The federation president who hired Bradley last year and his board were dismissed by the prime minister in the aftermath of Wednesday’s rampage.
But Bradley, a former U.S. national team coach, is sure that he will lead Egypt into African Cup of Nations qualifying.
“I’m totally committed,” Bradley told a broadcaster according to an e-mailed transcript. “When a tragedy like this occurs it’s important that people can come together and can be strong, and in my role as coach of the national team I want to do whatever I can in my responsibilities to help with this process.”
The deadliest football stadium disaster since 1996 unfolded in the Mediterranean city of Port Said following Al-Masry’s league match against Cairo-based Al-Ahly, with fans crushed to death while others were fatally stabbed or suffocated in a stampede.

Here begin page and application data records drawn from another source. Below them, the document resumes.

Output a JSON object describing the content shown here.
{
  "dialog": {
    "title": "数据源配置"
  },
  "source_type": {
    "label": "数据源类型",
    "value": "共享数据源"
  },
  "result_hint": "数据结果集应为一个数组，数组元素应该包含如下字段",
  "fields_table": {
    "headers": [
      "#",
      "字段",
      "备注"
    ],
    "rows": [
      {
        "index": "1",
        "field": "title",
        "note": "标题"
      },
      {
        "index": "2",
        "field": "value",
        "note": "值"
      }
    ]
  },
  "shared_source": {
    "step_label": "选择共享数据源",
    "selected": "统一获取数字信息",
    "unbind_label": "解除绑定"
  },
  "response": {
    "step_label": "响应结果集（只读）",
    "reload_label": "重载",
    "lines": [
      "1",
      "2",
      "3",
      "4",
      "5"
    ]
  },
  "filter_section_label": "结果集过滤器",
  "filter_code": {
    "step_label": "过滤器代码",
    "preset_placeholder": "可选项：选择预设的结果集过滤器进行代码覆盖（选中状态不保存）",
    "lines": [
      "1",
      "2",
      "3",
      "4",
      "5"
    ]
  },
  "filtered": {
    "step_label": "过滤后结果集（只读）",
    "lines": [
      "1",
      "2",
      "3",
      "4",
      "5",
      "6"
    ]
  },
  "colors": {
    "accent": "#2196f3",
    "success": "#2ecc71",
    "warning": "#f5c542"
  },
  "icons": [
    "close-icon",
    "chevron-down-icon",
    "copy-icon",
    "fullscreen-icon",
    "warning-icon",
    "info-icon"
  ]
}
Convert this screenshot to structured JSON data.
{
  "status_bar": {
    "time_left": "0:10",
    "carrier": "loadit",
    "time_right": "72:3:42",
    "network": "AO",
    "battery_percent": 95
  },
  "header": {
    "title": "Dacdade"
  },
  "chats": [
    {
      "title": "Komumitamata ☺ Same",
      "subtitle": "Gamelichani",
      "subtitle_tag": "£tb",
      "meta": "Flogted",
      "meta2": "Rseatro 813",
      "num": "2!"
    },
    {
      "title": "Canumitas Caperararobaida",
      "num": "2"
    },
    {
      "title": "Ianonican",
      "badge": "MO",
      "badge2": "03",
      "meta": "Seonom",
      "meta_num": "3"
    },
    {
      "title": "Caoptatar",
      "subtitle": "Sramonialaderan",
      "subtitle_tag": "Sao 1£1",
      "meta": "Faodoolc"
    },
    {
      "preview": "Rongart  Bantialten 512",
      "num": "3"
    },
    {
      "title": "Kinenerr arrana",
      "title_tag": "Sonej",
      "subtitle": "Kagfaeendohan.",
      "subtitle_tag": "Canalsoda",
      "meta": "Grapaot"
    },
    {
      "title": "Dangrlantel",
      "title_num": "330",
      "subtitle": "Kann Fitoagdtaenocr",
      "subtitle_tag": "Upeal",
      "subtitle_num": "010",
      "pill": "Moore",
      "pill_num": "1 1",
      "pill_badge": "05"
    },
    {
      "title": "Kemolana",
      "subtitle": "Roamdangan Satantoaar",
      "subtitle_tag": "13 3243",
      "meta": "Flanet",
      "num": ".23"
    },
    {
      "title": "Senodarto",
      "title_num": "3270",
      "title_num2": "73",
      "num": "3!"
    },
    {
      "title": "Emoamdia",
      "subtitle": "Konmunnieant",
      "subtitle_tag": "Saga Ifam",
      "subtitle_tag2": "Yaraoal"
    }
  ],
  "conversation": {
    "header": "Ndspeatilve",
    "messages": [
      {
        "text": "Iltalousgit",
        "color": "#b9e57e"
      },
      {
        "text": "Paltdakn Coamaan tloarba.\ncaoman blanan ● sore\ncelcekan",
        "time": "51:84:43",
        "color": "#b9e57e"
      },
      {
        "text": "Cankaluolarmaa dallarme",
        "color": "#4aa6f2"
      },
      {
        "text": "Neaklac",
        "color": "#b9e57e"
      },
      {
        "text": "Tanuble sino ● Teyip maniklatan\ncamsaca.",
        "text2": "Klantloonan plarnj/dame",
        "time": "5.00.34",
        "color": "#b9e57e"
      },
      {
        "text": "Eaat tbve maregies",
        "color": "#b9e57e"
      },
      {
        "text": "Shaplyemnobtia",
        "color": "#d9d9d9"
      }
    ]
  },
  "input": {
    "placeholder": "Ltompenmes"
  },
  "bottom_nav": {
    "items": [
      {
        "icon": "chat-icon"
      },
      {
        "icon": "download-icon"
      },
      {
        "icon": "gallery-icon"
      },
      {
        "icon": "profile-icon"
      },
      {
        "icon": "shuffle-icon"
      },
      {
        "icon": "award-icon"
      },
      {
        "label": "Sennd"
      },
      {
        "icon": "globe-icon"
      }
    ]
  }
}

Protesters accused the police of doing nothing to stop the violence and that set off a new cycle of clashes against Egypt’s military rulers that has killed 13 people in five days.
“This is a much deeper situation than football—really not the case of football fan violence—and I think it is important for people around the world to understand that,” Bradley said. “Obviously there is a lot going on in Egypt at this time, events after the revolution, and the football community is connected with all that and certainly some of the Ultras from different clubs especially Al-Ahly.
“These young people have been responsible for trying to bring about change in the country and these are people that have a passion for Egypt and with it an incredible passion for Egyptian football and their club.”
Al-Ahly players Mohamed Aboutrika, Emad Moteab and Mohamed Barakat—all on the Egypt national team—announced they are retiring after witnessing the violence last week.
And Bradley is unsure if Egypt’s 2013 African Cup of Nations qualifier will go ahead in the Central African Republic as planned on Feb. 29.
“Quite clearly given the events, it will take these players some time to try to move forward,” Bradley said. “With it, there are enough questions about when the league will begin again or whether or not games will be played with fans or without.”